Regulation

OECD: Organisation fleshes out int'l tax reform plans during BEPS webcast.


By added on 14/06/2019

As published on tax-news.com, Thursday 13th June, 2019.

 

During a webcast on June 11, the OECD provided a technical update on its work to develop new, modernized international tax rules for the digitalized economy.

Under a mandate from countries that have agreed to implement the BEPS minimum standards – the BEPS Inclusive Framework – the OECD is developing new digital tax rules that would be presented for adoption internationally at the end of 2020.

At its January 23-24, 2019, meeting, the BEPS Inclusive Framework agreed that the OECD's work should focus on two central pillars.

First, the OECD will review existing rules that divide up among jurisdictions the right to tax the income of multinational enterprises, including traditional transfer pricing rules and the arm's length principle.
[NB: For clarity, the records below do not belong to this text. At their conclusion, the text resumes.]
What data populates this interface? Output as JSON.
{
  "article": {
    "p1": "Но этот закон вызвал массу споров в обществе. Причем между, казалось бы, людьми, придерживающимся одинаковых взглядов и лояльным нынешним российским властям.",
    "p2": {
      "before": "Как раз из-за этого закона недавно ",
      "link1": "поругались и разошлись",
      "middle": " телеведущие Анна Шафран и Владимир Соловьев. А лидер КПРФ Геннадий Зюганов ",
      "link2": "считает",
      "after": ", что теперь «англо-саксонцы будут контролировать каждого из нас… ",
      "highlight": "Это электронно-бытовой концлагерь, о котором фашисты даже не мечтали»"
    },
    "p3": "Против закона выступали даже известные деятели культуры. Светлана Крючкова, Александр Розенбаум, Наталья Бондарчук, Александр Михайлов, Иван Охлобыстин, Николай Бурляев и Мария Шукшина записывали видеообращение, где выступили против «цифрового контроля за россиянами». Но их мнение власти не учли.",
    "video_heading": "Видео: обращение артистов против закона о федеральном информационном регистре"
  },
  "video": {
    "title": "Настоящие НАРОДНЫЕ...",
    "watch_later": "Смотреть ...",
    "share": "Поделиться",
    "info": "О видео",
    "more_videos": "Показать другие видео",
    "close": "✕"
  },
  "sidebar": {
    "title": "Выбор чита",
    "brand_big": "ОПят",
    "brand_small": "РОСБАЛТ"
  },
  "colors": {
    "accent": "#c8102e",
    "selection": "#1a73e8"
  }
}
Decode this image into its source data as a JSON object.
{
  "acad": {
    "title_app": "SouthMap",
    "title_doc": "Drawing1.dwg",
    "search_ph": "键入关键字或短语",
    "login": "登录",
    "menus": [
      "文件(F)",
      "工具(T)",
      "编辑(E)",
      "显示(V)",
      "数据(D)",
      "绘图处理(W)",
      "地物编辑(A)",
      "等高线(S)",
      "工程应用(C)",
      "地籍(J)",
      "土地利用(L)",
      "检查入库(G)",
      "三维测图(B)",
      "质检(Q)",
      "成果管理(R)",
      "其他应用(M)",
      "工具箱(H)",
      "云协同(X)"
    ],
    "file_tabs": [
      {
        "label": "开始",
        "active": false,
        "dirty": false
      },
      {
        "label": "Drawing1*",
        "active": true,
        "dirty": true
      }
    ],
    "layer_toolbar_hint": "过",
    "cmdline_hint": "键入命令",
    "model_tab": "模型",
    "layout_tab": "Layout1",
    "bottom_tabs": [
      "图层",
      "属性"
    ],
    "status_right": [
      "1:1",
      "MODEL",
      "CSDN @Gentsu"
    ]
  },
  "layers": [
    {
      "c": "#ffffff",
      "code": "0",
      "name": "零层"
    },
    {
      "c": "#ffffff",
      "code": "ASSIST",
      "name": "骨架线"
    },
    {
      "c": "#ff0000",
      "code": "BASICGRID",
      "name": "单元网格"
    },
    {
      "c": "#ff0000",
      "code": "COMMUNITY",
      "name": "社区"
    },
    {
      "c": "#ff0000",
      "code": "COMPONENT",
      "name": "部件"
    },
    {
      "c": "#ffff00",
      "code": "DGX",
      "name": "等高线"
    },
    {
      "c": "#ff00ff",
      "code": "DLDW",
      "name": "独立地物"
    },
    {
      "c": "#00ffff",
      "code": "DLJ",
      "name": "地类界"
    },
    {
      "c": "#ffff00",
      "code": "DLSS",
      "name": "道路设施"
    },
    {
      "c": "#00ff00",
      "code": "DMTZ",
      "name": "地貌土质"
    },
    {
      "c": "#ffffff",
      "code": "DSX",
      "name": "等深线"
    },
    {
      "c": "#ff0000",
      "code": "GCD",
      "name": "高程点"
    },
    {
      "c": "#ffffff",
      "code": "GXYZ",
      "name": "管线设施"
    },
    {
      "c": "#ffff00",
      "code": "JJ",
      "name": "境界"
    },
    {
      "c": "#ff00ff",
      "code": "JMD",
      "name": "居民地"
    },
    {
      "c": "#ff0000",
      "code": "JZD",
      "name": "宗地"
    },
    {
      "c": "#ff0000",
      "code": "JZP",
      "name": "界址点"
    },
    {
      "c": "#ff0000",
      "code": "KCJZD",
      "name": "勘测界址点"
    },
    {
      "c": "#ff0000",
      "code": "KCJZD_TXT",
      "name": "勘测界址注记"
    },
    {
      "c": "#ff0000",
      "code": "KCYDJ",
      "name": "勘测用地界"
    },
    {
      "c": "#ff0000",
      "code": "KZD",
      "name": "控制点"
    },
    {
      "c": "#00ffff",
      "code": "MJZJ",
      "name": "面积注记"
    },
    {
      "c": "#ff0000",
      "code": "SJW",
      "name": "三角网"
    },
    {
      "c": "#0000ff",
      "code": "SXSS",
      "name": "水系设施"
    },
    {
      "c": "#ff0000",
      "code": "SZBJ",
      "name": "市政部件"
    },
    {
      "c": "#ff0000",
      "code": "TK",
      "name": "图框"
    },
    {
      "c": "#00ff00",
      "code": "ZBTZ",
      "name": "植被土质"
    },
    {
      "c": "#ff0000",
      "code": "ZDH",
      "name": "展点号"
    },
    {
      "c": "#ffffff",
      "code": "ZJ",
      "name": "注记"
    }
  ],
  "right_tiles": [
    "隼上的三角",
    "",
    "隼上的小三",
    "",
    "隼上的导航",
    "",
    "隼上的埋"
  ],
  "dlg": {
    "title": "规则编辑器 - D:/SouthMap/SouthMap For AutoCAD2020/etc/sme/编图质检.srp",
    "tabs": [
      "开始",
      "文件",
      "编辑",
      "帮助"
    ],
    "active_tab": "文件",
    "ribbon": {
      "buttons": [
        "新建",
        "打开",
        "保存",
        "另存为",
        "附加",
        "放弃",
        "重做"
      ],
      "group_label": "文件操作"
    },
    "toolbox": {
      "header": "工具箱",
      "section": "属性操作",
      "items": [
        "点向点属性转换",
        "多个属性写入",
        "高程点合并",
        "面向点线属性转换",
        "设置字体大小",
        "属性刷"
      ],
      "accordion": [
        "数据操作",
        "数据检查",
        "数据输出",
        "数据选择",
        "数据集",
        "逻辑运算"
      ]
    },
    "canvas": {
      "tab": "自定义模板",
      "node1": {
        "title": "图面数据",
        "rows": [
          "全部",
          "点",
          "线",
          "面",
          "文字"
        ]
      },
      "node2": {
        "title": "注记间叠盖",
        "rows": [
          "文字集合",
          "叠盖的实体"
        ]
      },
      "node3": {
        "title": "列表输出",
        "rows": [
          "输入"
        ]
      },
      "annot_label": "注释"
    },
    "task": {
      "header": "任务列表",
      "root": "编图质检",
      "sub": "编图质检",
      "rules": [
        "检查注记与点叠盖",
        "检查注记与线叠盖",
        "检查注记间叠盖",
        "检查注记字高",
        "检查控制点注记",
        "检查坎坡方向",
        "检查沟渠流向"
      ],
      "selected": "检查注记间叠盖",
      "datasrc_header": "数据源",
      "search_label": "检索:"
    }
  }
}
It will look at how these can be modified to take into account the changes that digitalization has brought to the world economy.

This will require a re-examination of the so-called "nexus" rules – namely how to determine the connection a business has with a given jurisdiction – and the rules that govern how much profit should be allocated to the business conducted there.

It was explained during the webcast that this will involve looking holistically at the tax affairs and economic activities of a multinational group globally. It will involve tying tax liability more to activities in a market economy, while looking also at a group's marketing activities and digital engagement activities elsewhere, among other things, the OECD said.

The OECD webcast looked at the infrastructure that would need to underpin these new nexus rules, including information exchange advancements and what new reporting requirements might need to be introduced on MNE groups.

Under the second pillar, the Inclusive Framework will seek to resolve remaining BEPS issues and will explore two sets of interlocking rules, designed to give jurisdictions a remedy in cases where income is subject to no or only very low taxation. This work looks to minimize tax base erosion and profit shifting by ensuring that income is not inappropriately shifted to territories that levy no or low tax rates, by ensuring that income is subject to at least a minimum level of tax, wherever that may be.

This would involve the introduction of a new effective tax rate test, which would also enable stakeholders to better determine in a harmonized way how much tax multinationals pay internationally.

The OECD discussed a potential carve-out for income from research and development activities subject to beneficial tax rates under regimes that are BEPS compliant.

The proposals will seek to avoid uncoordinated rules among territories and also aim to boost the ability of developing countries to levy tax on foreign investors. As income will be subject to at least a minimum level of taxation, a multinational receiving excessive tax breaks will have to pay tax elsewhere. This should relieve tax competition pressures on developing countries, supporting their efforts to expand their tax bases. It should also to nullify the appeal of offshore financial centers that do not currently operate a corporate income tax regime and end the "race to the bottom" on corporate tax rates, the OECD said.

The OECD said it needs to flesh out how a minimum tax would be introduced in practice, and how to avoid instances of double taxation, or even taxation in multiple jurisdictions.

Under the reforms, countries may be required to adopt changes to domestic law and treaty changes to allow for the imposition of source country tax where income is not subject to at least a minimum tax burden. This could be effected through changes to the BEPS multilateral instrument to amend tax treaties, the OECD suggested. The OECD will also look at the knock-on impact on tax rules for cross-border interest and royalties income.

The OECD will also look at the interaction of this new minimum tax proposal with the EU's four fundamental freedoms.

The OECD said it will be mindful of the impact on the global economy of its proposals. It will analyze the impact of its proposals specifically on innovation, investment, and growth, and the measures' impact on different industries and economies at different developmental stages.

Pascal Saint-Amans, Director of the OECD Centre for Tax Policy and Administration, acknowledged that the 2020 timeline is "extremely ambitious and may prove difficult." He said between now and then the OECD will work to build an international consensus.

Discussing the need for an international agreement, representatives from the OECD said that pillar two will require fewer if any significant tax treaty changes. As such, the OECD will look to discourage countries from implementing domestic law changes unilaterally and in particular new income inclusion rules to lay claim to income not subject to the minimum tax burden. International discussions will need to discuss how such residual income will be taxed, the OECD said.

The OECD said it intends to release an intermediate report in either October or November of 2019. It will prepare analyses through until the end of 2020, when it expects to release its finalized proposals for international tax reform.